Kirstjen Nielsen, the secretary of the Department of Homeland Security, visited the Rio Grande Valley Thursday and met with local and state law enforcement. The visit came just days after Border Patrol in the Valley began releasing asylum-seeking migrants from detention, citing overcrowded facilities.
Nielsen met with more than two dozen sheriffs in McAllen for about an hour. On the agenda -- 287 (g) -- a program that allows local and state law enforcement to work with Immigrations and Customs Enforcement.
She has been a steadfast supporter of President Donald Trump’s controversial National Emergency Declaration and broader border agenda. At a press conference, she told reporters she rejected the idea that this was a manufactured crisis.
“This is truly an emergency. Our system is breaking, the flow is different, the flow is increasing — it’s not just a security crisis that I covered in part today, but it’s a humanitarian crisis.”
The Rio Grande Valley Border Patrol Sector has seen an increase of apprehensions in recent months. Across some parts of the southern border, apprehensions were at a 10-year high...and in some cases they were still far lower than they were in the early 2000s.
Acting Director of Immigration and Customs Enforcement Ronald D. Vitiello said they were doing everything possible to abate what they called a crisis.
“What you’re seeing is cause the system is maxed out. What’s happening now under this law. If you send or bring a child to the border, they get released. What we’re trying to do is try to get Congress to change that law.”
Earlier this week CBP announced they would begin releasing migrant families in the Valley with what it called a Notice to Appear document, instead of undergoing long detention periods. That’s been compared to the so-called “catch and release” policy President Trump criticized in the past. Nielsen said it was different.
“We don’t have facilities to hold the numbers we are seeing. We’re out of detention space, so due to emergent situations at particular areas, field decisions are made as to what we can do to expedite the processing.”
Many of the migrants released by CBP in McAllen this week ended up at the bus station.
Local activist Gabriela Zavala was there to help them. She explained bus tickets and answered questions. Some migrants held bags with new clothing they received from local nonprofits.
Before Nielsen's meeting, Zavala said she hoped the conversations would touch on more than just policy.
“I wish that they would visit and see what we see, talk to the people that we see and see the situation that’s really at hand,” she said. “I think it would change their perspective of the types of policies that they’re passing.”
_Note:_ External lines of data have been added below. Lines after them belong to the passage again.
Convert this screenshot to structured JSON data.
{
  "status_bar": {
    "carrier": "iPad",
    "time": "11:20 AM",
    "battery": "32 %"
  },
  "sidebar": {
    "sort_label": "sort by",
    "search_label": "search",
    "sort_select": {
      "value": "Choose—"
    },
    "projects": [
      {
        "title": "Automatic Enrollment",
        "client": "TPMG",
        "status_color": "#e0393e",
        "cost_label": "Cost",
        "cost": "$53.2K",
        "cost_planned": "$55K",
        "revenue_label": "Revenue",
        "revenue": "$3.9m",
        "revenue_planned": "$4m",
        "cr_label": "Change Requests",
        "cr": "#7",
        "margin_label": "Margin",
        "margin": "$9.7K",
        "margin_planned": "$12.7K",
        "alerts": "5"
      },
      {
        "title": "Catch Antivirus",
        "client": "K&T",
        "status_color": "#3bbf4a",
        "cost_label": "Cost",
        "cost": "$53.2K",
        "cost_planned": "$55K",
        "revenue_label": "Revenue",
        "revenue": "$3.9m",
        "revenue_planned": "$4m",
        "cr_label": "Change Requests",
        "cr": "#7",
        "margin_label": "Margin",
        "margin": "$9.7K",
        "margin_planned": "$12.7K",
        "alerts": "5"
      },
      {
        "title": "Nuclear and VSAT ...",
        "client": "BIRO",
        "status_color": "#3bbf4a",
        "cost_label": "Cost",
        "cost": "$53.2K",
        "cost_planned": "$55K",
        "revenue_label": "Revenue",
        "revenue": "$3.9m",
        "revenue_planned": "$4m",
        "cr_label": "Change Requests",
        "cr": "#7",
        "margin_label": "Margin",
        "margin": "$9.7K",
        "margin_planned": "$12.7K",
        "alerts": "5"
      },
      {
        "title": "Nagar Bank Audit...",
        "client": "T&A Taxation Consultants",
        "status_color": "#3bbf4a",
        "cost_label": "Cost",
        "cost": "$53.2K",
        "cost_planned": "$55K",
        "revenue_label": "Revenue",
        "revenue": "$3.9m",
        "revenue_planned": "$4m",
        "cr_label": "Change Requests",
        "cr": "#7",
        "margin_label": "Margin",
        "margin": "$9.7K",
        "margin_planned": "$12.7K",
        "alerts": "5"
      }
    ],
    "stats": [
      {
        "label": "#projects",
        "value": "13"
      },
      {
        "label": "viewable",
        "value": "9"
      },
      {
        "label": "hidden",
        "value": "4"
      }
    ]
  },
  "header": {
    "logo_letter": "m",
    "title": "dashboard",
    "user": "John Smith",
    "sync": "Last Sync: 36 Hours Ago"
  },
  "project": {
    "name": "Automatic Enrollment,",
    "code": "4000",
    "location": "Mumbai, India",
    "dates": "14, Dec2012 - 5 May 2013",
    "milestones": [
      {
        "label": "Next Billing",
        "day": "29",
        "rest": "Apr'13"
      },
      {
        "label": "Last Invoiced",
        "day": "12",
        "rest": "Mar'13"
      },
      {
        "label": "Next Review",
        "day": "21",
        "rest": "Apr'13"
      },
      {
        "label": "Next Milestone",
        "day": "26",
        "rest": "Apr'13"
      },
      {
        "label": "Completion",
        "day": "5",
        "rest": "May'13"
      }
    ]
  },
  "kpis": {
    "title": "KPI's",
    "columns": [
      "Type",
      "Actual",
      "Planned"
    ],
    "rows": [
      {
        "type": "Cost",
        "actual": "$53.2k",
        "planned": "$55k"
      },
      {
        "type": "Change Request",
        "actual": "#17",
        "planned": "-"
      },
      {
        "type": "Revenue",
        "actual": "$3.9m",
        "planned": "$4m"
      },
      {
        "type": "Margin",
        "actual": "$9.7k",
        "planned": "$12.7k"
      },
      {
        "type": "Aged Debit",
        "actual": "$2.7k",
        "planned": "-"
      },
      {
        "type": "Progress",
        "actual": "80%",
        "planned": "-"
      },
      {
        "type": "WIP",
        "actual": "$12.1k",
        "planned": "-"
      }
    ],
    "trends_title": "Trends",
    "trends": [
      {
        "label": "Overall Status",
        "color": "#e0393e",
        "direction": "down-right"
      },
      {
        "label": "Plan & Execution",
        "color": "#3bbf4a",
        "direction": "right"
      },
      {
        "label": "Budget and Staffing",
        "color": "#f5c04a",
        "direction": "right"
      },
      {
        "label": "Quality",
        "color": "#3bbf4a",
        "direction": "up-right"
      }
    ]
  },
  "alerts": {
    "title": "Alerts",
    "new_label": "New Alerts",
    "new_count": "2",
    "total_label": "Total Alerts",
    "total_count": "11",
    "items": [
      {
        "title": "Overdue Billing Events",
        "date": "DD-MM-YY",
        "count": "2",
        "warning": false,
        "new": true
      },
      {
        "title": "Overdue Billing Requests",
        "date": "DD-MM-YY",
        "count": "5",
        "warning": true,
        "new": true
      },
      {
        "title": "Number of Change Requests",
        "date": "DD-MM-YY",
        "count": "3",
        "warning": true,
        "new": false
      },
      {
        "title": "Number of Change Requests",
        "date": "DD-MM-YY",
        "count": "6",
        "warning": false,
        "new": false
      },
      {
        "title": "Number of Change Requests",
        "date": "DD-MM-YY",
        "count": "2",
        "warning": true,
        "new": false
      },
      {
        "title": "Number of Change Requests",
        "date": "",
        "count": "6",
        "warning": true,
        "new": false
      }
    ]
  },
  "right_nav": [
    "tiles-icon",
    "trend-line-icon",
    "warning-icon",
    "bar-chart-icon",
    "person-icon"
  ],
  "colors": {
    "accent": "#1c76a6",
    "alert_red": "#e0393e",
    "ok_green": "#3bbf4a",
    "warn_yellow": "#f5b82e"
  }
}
Some local organizations and Valley residents, like Ricardo Garza, a staff attorney with the Texas Civil Rights Project, questioned the timing of the mass release of people just as Nielsen arrived on the border.
“The attempt to paint the border as some kind of war zone when we know that it is not something new for this administration and for this government,” Garza said. “I wouldn’t be surprised if that was their intent.”
The Texas Civil Rights Project also tweeted about CBP’s recent move and said it appeared to be a manufactured crisis.
“In last year’s family separation crisis, CBP and DHS sent parents apprehended in South Texas all over the county because of alleged spacing issues,” the tweet read. “There is nothing to indicate that things are different now in terms of capacity.”
As recently released migrants waited to board a bus to their next destination, some held bags of clothing from local support organizations.
Cindy Candia-Luna is a cofounder of Angry Tias and Abuelas, which advocates for asylum seekers. She helped migrants at the bus station and answered their questions about their upcoming trips. She also gave them a list of phone numbers for legal aid attorneys for when they arrived at their final destination.
Candia-Luna said she’s happy families were being released but didn't like the way it was done.
“They get released here at Catholic Charities in McAllen and she [Sister Norma Pimentel, executive director of Catholic Charities Rio Grande Valley] doesn’t even get aid from the government,” Candia-Luna said. “The numbers are out of control.”
Helping migrants is something Candia-Luna feels personally.
“I usually say 'I’m sorry for what we did to you, for what our government did to you,' ” Candia-Luna said. “I did that in a summer, and it was tough, but they deserve an apology for the way that our government treated them.”
CBP said it will continue to work with local and state stakeholders as well as NGOs while the temporary measures are in place. During her visit, Nielsen said they’re exploring every option to deal with capacity issues at immigration detention facilities.